understood the first noble truth, your relationship with your teacher
begins to evolve into a different level in the Mahayana, the vehicle of
the bodhisattva path. He or she becomes the kalyanamitra, a Sanskrit word meaning “spiritual friend,” or “friend in the virtue.”
kalyanamitra is less heavy-handed than the elder or parent, but on the
other hand, he is more heavy-handed. He is like a rich uncle who
provides money for the family. However, he doesn’t want them to just
lounge around and live off his money. The rich uncle would like to be
more constructive than that; he would like to have industrious
relatives, so that he can increase his capital. Unlike a rich uncle in
ordinary life, the bodhisattva’s approach, the Mahayana approach, is not
based on self-aggrandizement. It isn’t self-centered. It is a much
closer relationship. The teacher has become a spiritual friend. When
relatives give us advice, we have a certain attitude toward their
advice: we know that we are being told the relative truth.
It has some value, it has some application, but it is still relative
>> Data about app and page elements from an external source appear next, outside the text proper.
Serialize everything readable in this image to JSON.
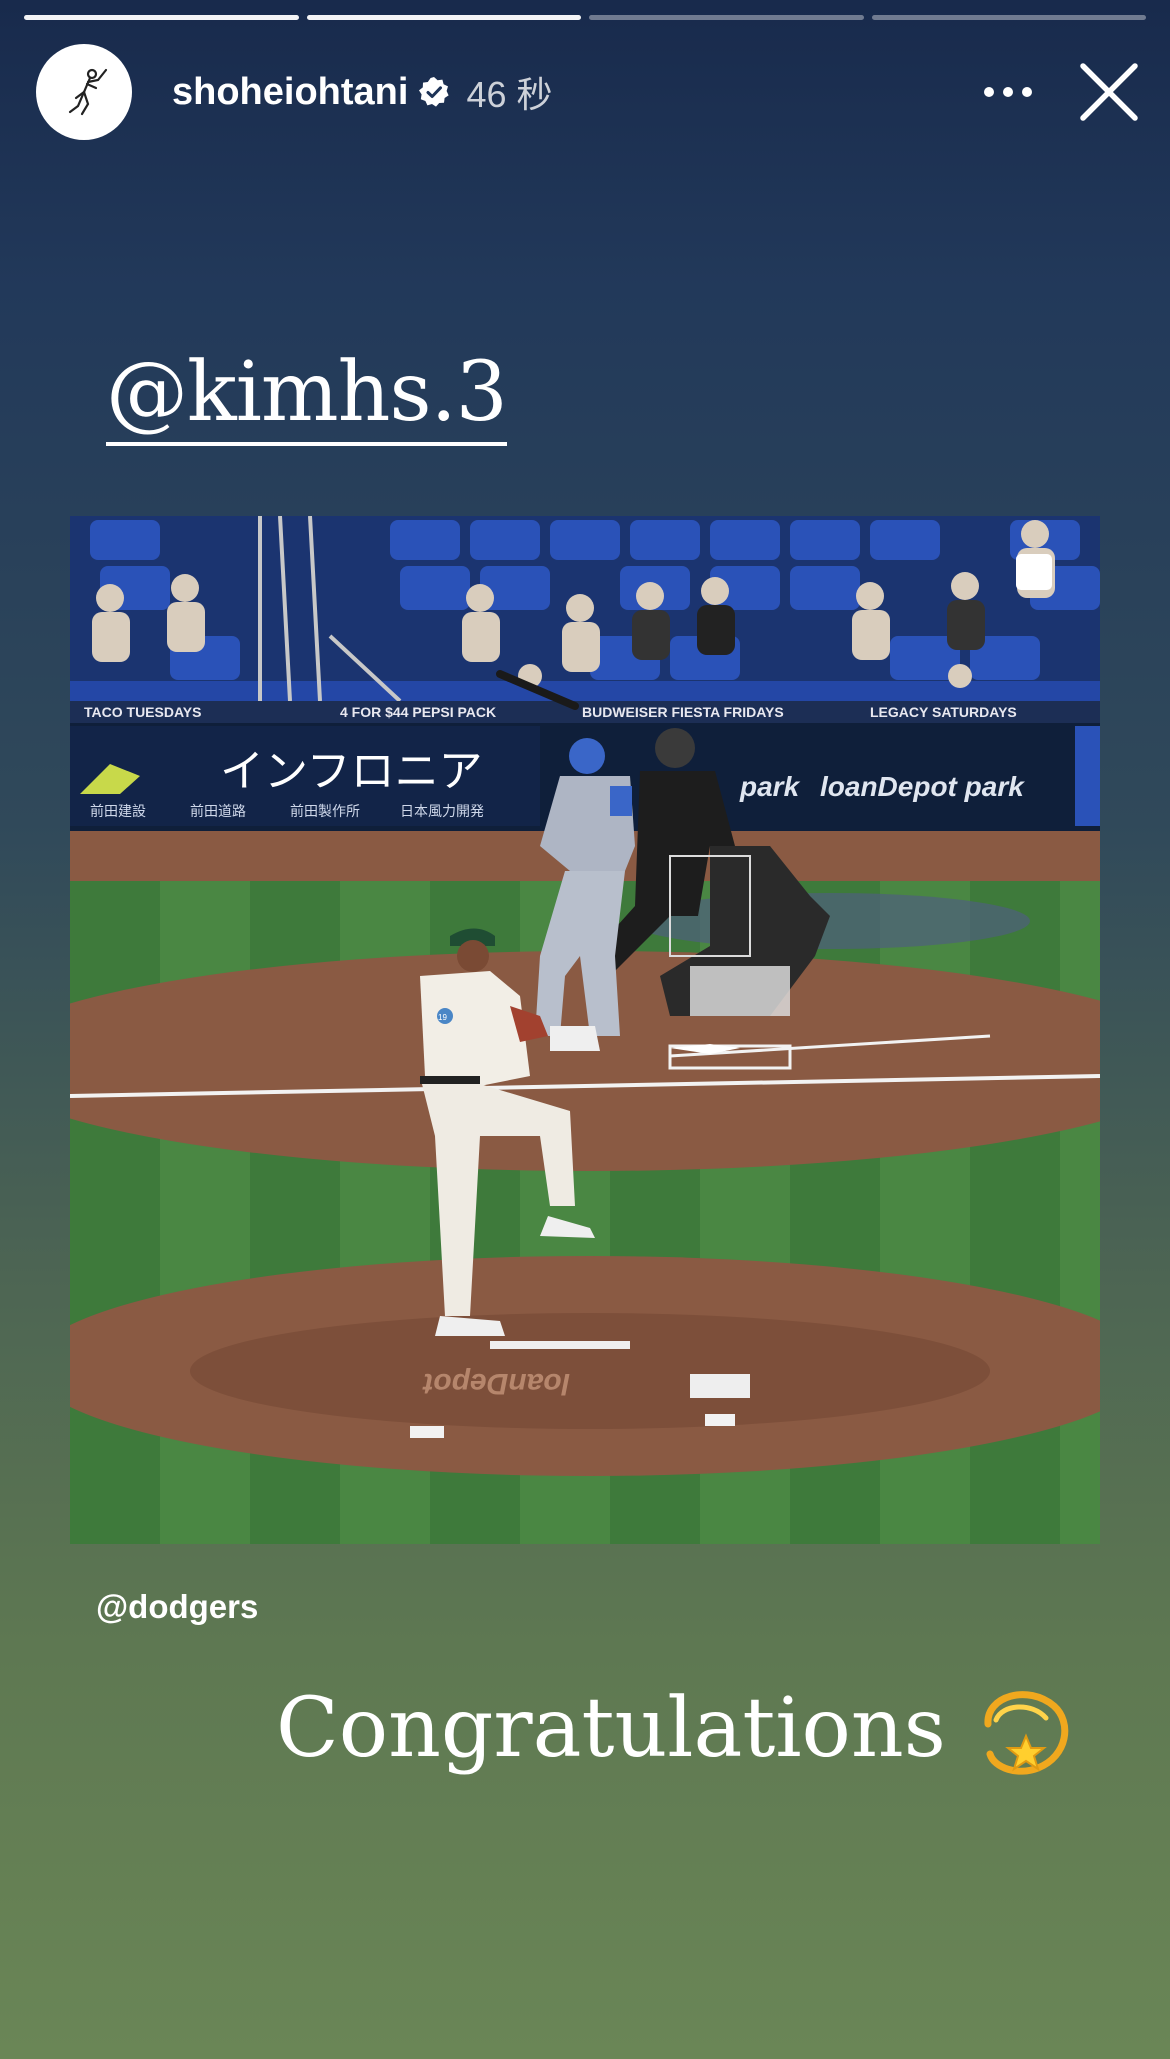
{
  "progress": {
    "segments": 4,
    "active_index": 2
  },
  "header": {
    "username": "shoheiohtani",
    "time": "46 秒",
    "more_icon": "more-horizontal-icon",
    "close_icon": "close-icon"
  },
  "sticker_mention": "@kimhs.3",
  "media": {
    "banner": {
      "taco": "TACO TUESDAYS",
      "pepsi": "4 FOR $44 PEPSI PACK",
      "fiesta": "BUDWEISER FIESTA FRIDAYS",
      "legacy": "LEGACY SATURDAYS"
    },
    "sign_left": "インフロニア",
    "sign_sub1": "前田建設",
    "sign_sub2": "前田道路",
    "sign_sub3": "前田製作所",
    "sign_sub4": "日本風力開発",
    "sign_park_partial": "park",
    "sign_right": "loanDepot park",
    "mound_text": "loanDepot",
    "pitcher_number": "19"
  },
  "credit": "@dodgers",
  "caption": {
    "text": "Congratulations",
    "emoji": "dizzy-star-emoji"
  },
  "colors": {
    "bg_top": "#182a4c",
    "bg_bottom": "#6a8656",
    "seat_blue": "#2a52b8",
    "grass": "#3f7a3c",
    "dirt": "#8a5a43"
  }
}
truth. When friends give us advice, its effect is more immediate and
personal. If we are criticized by our parents, we think it’s their trip,
or we think something is wrong with their approach, so we take it
lightly. But if we are criticized by our friends, we feel startled. We
begin to think there may be some element of truth in what they are
in the Mahayana, the teacher is a spiritual friend. He or she is much
more demanding than the purely relative level. The spiritual friend
makes us much more watchful and conscientious. At that point, relative
truth has already become somewhat old hat: we already know about pain,
the origin of pain, cessation, and the path, the four noble truths. At
this point, the spiritual friend tells us, “Don’t just work on yourself.
Do something about others. Relate with your projections rather than
with the projector alone. Do something about the world outside and try
to develop some sense of sympathy and warmth in yourself.”
is usually quite hard for us to do. We are already upset and uptight
and resentful that life is painful. It’s very hard to relax, to let go
of that. But it can be done. It’s being done in the present and it will
be done in the future. So how about giving an inch? Just letting go a
little bit? Opening a little bit? We could be generous and disciplined
at the same time. Therefore we should be patient and exert ourselves, be
aware of everything that is happening, and be clear, all at the same
time. That is the teacher’s prescription.
Following this approach is what is called the practice of the six paramitas.
These six transcendent actions—generosity, discipline, patience,
exertion, meditation, and discriminating wisdom—are practiced by the
Mahayana practitioner, the bodhisattva.
practice puts us in the spotlight, so to speak. We have a general sense
of wanting to open, for the very reason that we have nothing to lose.
Our life is already a bundle of misery and chaos. Since we already have
nothing to lose, we gain something by just giving, opening. That step is
the transition between experiencing the teacher as elder and as